The economy of the settlement was based on agriculture and on farm related labor. A winepress and three oil presses were exposed. The oil press that was located west of the Hasmonean citadel was preserved almost in its entirety. It includes a crushing installation and two pressing units that were operated by means of a screw. The two screw weights are in excess of one meter in diameter and stand c. 1.4 m high. Just to the east of the oil press an elongated hall paved with a coarse white mosaic that was probably used for storing jars of oil was exposed. Two plastered collecting vats were installed in the floor of the hall.
The oil press also continued to exist in the Abbasid period (Stratum III).
The small finds recovered in this stratum include a body fragment of a ceramic vessel bearing a rare stamped impression of a winged angel grasping a cross in its hand. Also discovered were two hoards of gold coins that were buried inside small ceramic juglets below the pavement in the northwestern room at the site. It seems that the Christian residents of the site were apprehensive because of the Arab conquest, since most of the coins are those of the emperor Heraclius – the last Byzantine emperor to rule the country prior to the Muslim invasion.
Stratum III – the Abbasid period

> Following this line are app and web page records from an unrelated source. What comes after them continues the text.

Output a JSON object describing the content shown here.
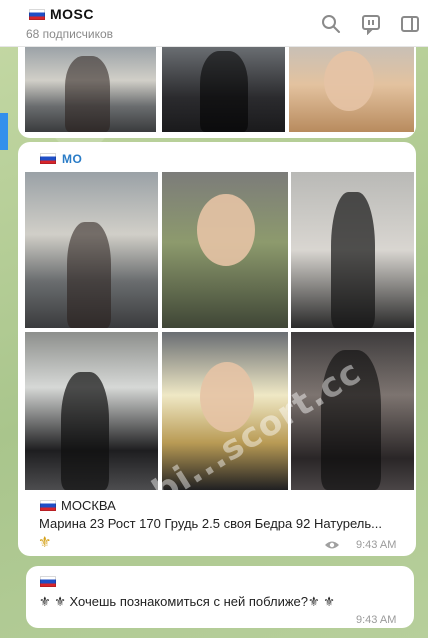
{
  "header": {
    "title": "MOSC",
    "subscribers": "68 подписчиков",
    "icons": [
      "search-icon",
      "comments-icon",
      "sidebar-toggle-icon"
    ]
  },
  "post": {
    "sender": "МО",
    "city": "МОСКВА",
    "caption": "Марина 23 Рост 170 Грудь 2.5 своя  Бедра 92 Натурель...",
    "fleur": "⚜",
    "watermark": "bi...scort.cc",
    "time": "9:43 AM"
  },
  "next_message": {
    "text": "⚜ ⚜ Хочешь познакомиться с ней поближе?⚜ ⚜",
    "time": "9:43 AM"
  },
  "colors": {
    "accent": "#3390ec",
    "sender": "#2a7cc7",
    "fleur": "#d4a017",
    "background": "#b9cf9b"
  }
}
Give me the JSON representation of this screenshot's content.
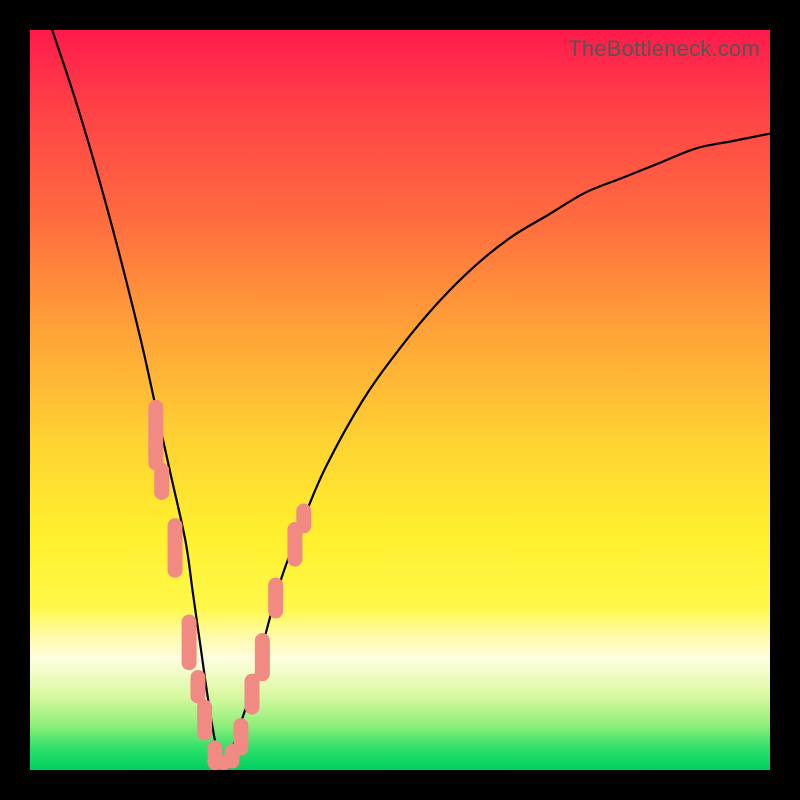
{
  "watermark": "TheBottleneck.com",
  "colors": {
    "frame": "#000000",
    "curve": "#000000",
    "marker": "#f08a82",
    "gradient_top": "#ff1a4b",
    "gradient_bottom": "#00d060"
  },
  "chart_data": {
    "type": "line",
    "title": "",
    "xlabel": "",
    "ylabel": "",
    "xlim": [
      0,
      100
    ],
    "ylim": [
      0,
      100
    ],
    "grid": false,
    "legend": false,
    "notes": "Bottleneck-style V curve. Axis values are in percent of plot width/height (0,0 at bottom-left). y represents bottleneck magnitude (0 = optimal/green, 100 = worst/red). Minimum ~26% along x.",
    "series": [
      {
        "name": "bottleneck_curve",
        "x": [
          3,
          6,
          9,
          12,
          15,
          17,
          19,
          21,
          22,
          23,
          24,
          25,
          26,
          27,
          28,
          30,
          32,
          34,
          37,
          40,
          45,
          50,
          55,
          60,
          65,
          70,
          75,
          80,
          85,
          90,
          95,
          100
        ],
        "y": [
          100,
          91,
          81,
          70,
          58,
          49,
          40,
          31,
          24,
          17,
          10,
          4,
          1,
          2,
          5,
          11,
          19,
          26,
          34,
          41,
          50,
          57,
          63,
          68,
          72,
          75,
          78,
          80,
          82,
          84,
          85,
          86
        ]
      }
    ],
    "markers": [
      {
        "x": 17.0,
        "y_top": 49.0,
        "y_bottom": 41.5
      },
      {
        "x": 17.8,
        "y_top": 40.5,
        "y_bottom": 37.5
      },
      {
        "x": 19.6,
        "y_top": 33.0,
        "y_bottom": 27.0
      },
      {
        "x": 21.5,
        "y_top": 20.0,
        "y_bottom": 14.5
      },
      {
        "x": 22.7,
        "y_top": 12.5,
        "y_bottom": 10.0
      },
      {
        "x": 23.6,
        "y_top": 8.5,
        "y_bottom": 5.0
      },
      {
        "x": 25.0,
        "y_top": 3.0,
        "y_bottom": 1.0
      },
      {
        "x": 26.2,
        "y_top": 1.0,
        "y_bottom": 1.0
      },
      {
        "x": 27.3,
        "y_top": 2.5,
        "y_bottom": 1.2
      },
      {
        "x": 28.5,
        "y_top": 6.0,
        "y_bottom": 3.0
      },
      {
        "x": 30.0,
        "y_top": 12.0,
        "y_bottom": 8.5
      },
      {
        "x": 31.4,
        "y_top": 17.5,
        "y_bottom": 13.0
      },
      {
        "x": 33.2,
        "y_top": 25.0,
        "y_bottom": 21.5
      },
      {
        "x": 35.8,
        "y_top": 32.5,
        "y_bottom": 28.5
      },
      {
        "x": 37.0,
        "y_top": 35.0,
        "y_bottom": 33.0
      }
    ]
  }
}
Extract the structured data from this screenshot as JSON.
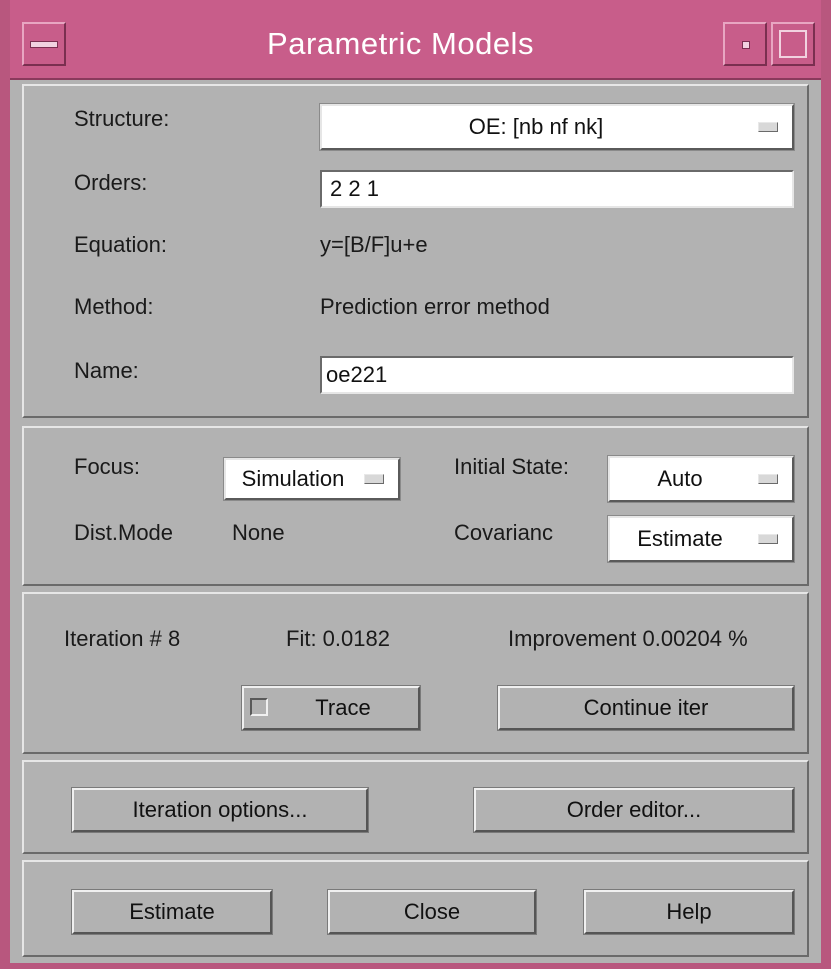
{
  "window": {
    "title": "Parametric Models"
  },
  "model": {
    "structure_label": "Structure:",
    "structure_value": "OE: [nb nf nk]",
    "orders_label": "Orders:",
    "orders_value": "2 2 1",
    "equation_label": "Equation:",
    "equation_value": "y=[B/F]u+e",
    "method_label": "Method:",
    "method_value": "Prediction error method",
    "name_label": "Name:",
    "name_value": "oe221"
  },
  "settings": {
    "focus_label": "Focus:",
    "focus_value": "Simulation",
    "initial_state_label": "Initial State:",
    "initial_state_value": "Auto",
    "dist_mode_label": "Dist.Mode",
    "dist_mode_value": "None",
    "covariance_label": "Covarianc",
    "covariance_value": "Estimate"
  },
  "iteration": {
    "iteration_text": "Iteration # 8",
    "fit_text": "Fit: 0.0182",
    "improvement_text": "Improvement 0.00204 %",
    "trace_label": "Trace",
    "trace_checked": false,
    "continue_label": "Continue iter"
  },
  "options": {
    "iteration_options_label": "Iteration options...",
    "order_editor_label": "Order editor..."
  },
  "actions": {
    "estimate_label": "Estimate",
    "close_label": "Close",
    "help_label": "Help"
  },
  "colors": {
    "title_bar": "#c85d8a",
    "window_border": "#b8577e",
    "panel_bg": "#b2b2b2"
  }
}
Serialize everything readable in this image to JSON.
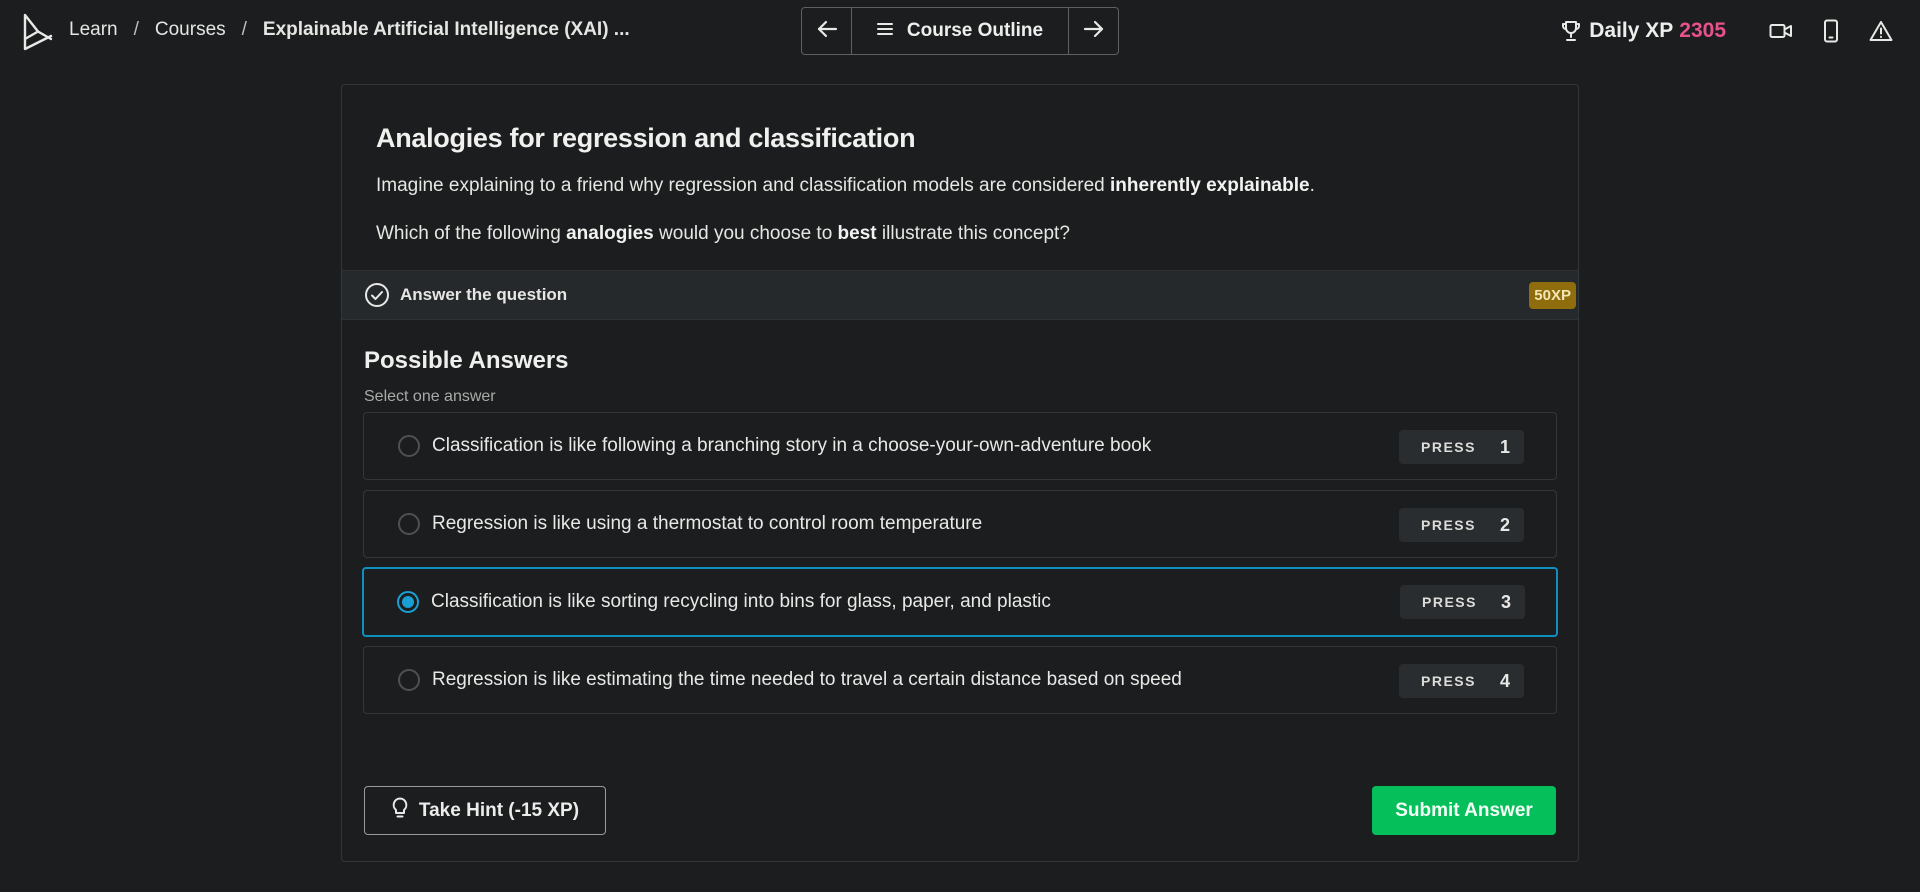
{
  "header": {
    "logo_icon": "datacamp-logo-icon",
    "breadcrumb": {
      "learn": "Learn",
      "courses": "Courses",
      "current": "Explainable Artificial Intelligence (XAI) ...",
      "separator": "/"
    },
    "nav": {
      "prev_icon": "arrow-left-icon",
      "outline_label": "Course Outline",
      "outline_icon": "menu-icon",
      "next_icon": "arrow-right-icon"
    },
    "daily_xp": {
      "label": "Daily XP",
      "value": "2305",
      "icon": "trophy-icon",
      "value_color": "#e8528c"
    },
    "icons": [
      "video-icon",
      "mobile-icon",
      "warning-icon"
    ]
  },
  "exercise": {
    "title": "Analogies for regression and classification",
    "paragraph1": {
      "before": "Imagine explaining to a friend why regression and classification models are considered ",
      "bold": "inherently explainable",
      "after": "."
    },
    "paragraph2": {
      "before": "Which of the following ",
      "bold1": "analogies",
      "middle": " would you choose to ",
      "bold2": "best",
      "after": " illustrate this concept?"
    },
    "instruction": "Answer the question",
    "xp_badge": "50XP"
  },
  "answers": {
    "heading": "Possible Answers",
    "subheading": "Select one answer",
    "selected_index": 2,
    "options": [
      {
        "text": "Classification is like following a branching story in a choose-your-own-adventure book",
        "press_label": "PRESS",
        "key": "1"
      },
      {
        "text": "Regression is like using a thermostat to control room temperature",
        "press_label": "PRESS",
        "key": "2"
      },
      {
        "text": "Classification is like sorting recycling into bins for glass, paper, and plastic",
        "press_label": "PRESS",
        "key": "3"
      },
      {
        "text": "Regression is like estimating the time needed to travel a certain distance based on speed",
        "press_label": "PRESS",
        "key": "4"
      }
    ]
  },
  "actions": {
    "hint_label": "Take Hint (-15 XP)",
    "hint_icon": "lightbulb-icon",
    "submit_label": "Submit Answer",
    "submit_color": "#05c05a",
    "selected_color": "#1a9fd4"
  }
}
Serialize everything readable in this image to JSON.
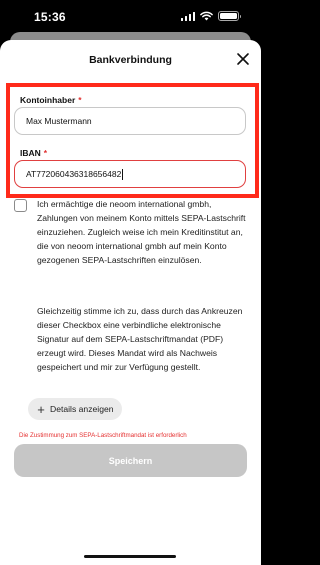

The settlement continued to exist and even flourished during the Abbasid period; however, numerous changes were made. Niches, courtyards and streets were blocked off and new buildings were constructed along the fringes of the settlement. The residential buildings of this stratum were covered with domes borne atop four interior pillars. At some point in the Abbasid period the chapel’s mensa sacra was removed and in its place a baptismal font was built. It seems that the church ceased to be used only at the end of the period, when it was destroyed by a fire.
The settlement was abandoned in the 10th century CE.
Stratum II – the 11th century CE
A meager occupation existed mainly in the center of the site. Openings and passages were sealed and walls were built on top of the collapse; tabun were built on the tops of walls. Lime kilns in which limestone and marble were burnt were also built along the edge of the site. It seems that the residents of this stratum were Muslim based on the Arabic inscriptions that were discovered on lamps and pottery and based on the absence of pig bones from the assemblage of animal bones of the period.
This stratum ceased to exist in the 12th century CE.
Stratum I – the surface level
The surface level stratum was damaged in the beginning of the 1960’s when earthmoving works were carried out at the site by the Jewish National Fund. The mechanical equipment destroyed the upper part of the site and damaged the mosaics, walls and floors.
Source: Israel Antiquities Authority